The inability to get an erection or maintain one that is firm enough or lasts long enough to give a man a satisfying sexual experience. Erectile dysfunction (ED) is thought to affect 43% of men at one time or another. Risk factors include being older, certain health conditions (including Peyronie’s disease), medications, and smoking.
A technique in which an electric current administers a combination of verapamil and a steroid noninvasively through the skin to break up scar tissue. Thus far, studies on the effectiveness of iontophoresis for Peyronie’s disease have been conflicting.
Tissue that is formed by collagen in response to an injury. In Peyronie’s disease, scarring causes areas of the penis to become less flexible. As a result, the penis curves toward the area of the penis that can’t stretch.
A technique used to straighten the curvature of the penis in a man with Peyronie’s disease. This can be done manually. Alternatively, a mechanical device is applied around the penis and kept in place for anywhere from 30 minutes to several hours per day. In some cases, traction therapy has been found to be more effective with combined with medical injection therapy.

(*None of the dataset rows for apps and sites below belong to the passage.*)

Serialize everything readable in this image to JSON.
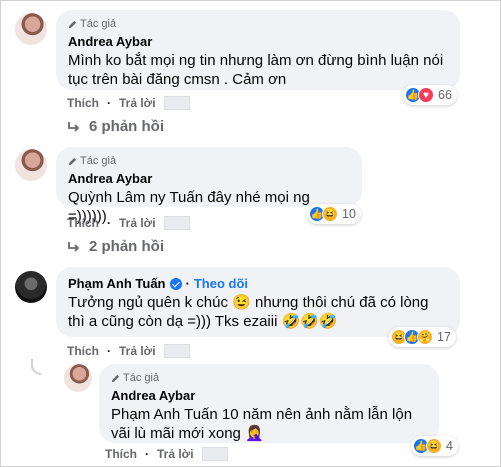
{
  "comments": [
    {
      "badge": "Tác giả",
      "author": "Andrea Aybar",
      "text": "Mình ko bắt mọi ng tin nhưng làm ơn đừng bình luận nói tục trên bài đăng cmsn . Cảm ơn",
      "actions": {
        "like": "Thích",
        "reply": "Trả lời"
      },
      "reactions": {
        "icons": [
          "like-icon",
          "love-icon"
        ],
        "count": "66"
      },
      "replies": "6 phản hồi"
    },
    {
      "badge": "Tác giả",
      "author": "Andrea Aybar",
      "mention": "Quỳnh Lâm",
      "text": " ny Tuấn đây nhé mọi ng =))))))",
      "actions": {
        "like": "Thích",
        "reply": "Trả lời"
      },
      "reactions": {
        "icons": [
          "like-icon",
          "haha-icon"
        ],
        "count": "10"
      },
      "replies": "2 phản hồi"
    },
    {
      "author": "Phạm Anh Tuấn",
      "follow": "Theo dõi",
      "text": "Tưởng ngủ quên k chúc 😉 nhưng thôi chú đã có lòng thì a cũng còn dạ =))) Tks ezaiii 🤣🤣🤣",
      "actions": {
        "like": "Thích",
        "reply": "Trả lời"
      },
      "reactions": {
        "icons": [
          "haha-icon",
          "like-icon",
          "care-icon"
        ],
        "count": "17"
      }
    },
    {
      "badge": "Tác giả",
      "author": "Andrea Aybar",
      "mention": "Phạm Anh Tuấn",
      "text": " 10 năm nên ảnh nằm lẫn lộn vãi lù mãi mới xong 🤦‍♀️",
      "actions": {
        "like": "Thích",
        "reply": "Trả lời"
      },
      "reactions": {
        "icons": [
          "like-icon",
          "haha-icon"
        ],
        "count": "4"
      }
    }
  ],
  "colors": {
    "bubble": "#f0f2f5",
    "link": "#1877f2",
    "muted": "#65676b"
  }
}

A non-surgical treatment for Peyronie’s disease in which enzymes from the bacteria Clostridium collagenase histolyticum (brand name Xiaflex) are injected into the penis in order to break down plaques. While a few other medications have been used off-label for this purpose, Xiaflex is the only FDA-approved therapy and currently the most effective injection for treatment of Peyronie’s.
Russo GI, Milenkovic U. Clinical Efficacy of Injection and Mechanical Therapy for Peyronie's Disease: A Systematic Review of the Literature. Eur Urol. 2018 Dec;74(6):767-781. doi:10.1016/j.eururo.2018.07.005
Johns Hopkins Medicine. Peyronie’s Disease.
Mayo Clinic. Peyronie’s disease. Diagnosis and Treatment.
Alom M, Sharma KL, Toussi A, et al. Efficacy of Combined Collagenase Clostridium histolyticum and RestoreX Penile Traction Therapy in Men with Peyronie's Disease. J Sex Med. 2019 Jun;16(6):891-900. doi: 10.1016/j.jsxm.2019.03.007.
Russo GI, Milenkovic U, Hellstrom W, et al. Clinical Efficacy of Injection and Mechanical Therapy for Peyronie's Disease: A Systematic Review of the Literature. Eur Urol. 2018 Dec;74(6):767-781. doi: 10.1016/j.eururo.2018.07.005.
Urology Care Foundation. What Is Peyronie’s Disease?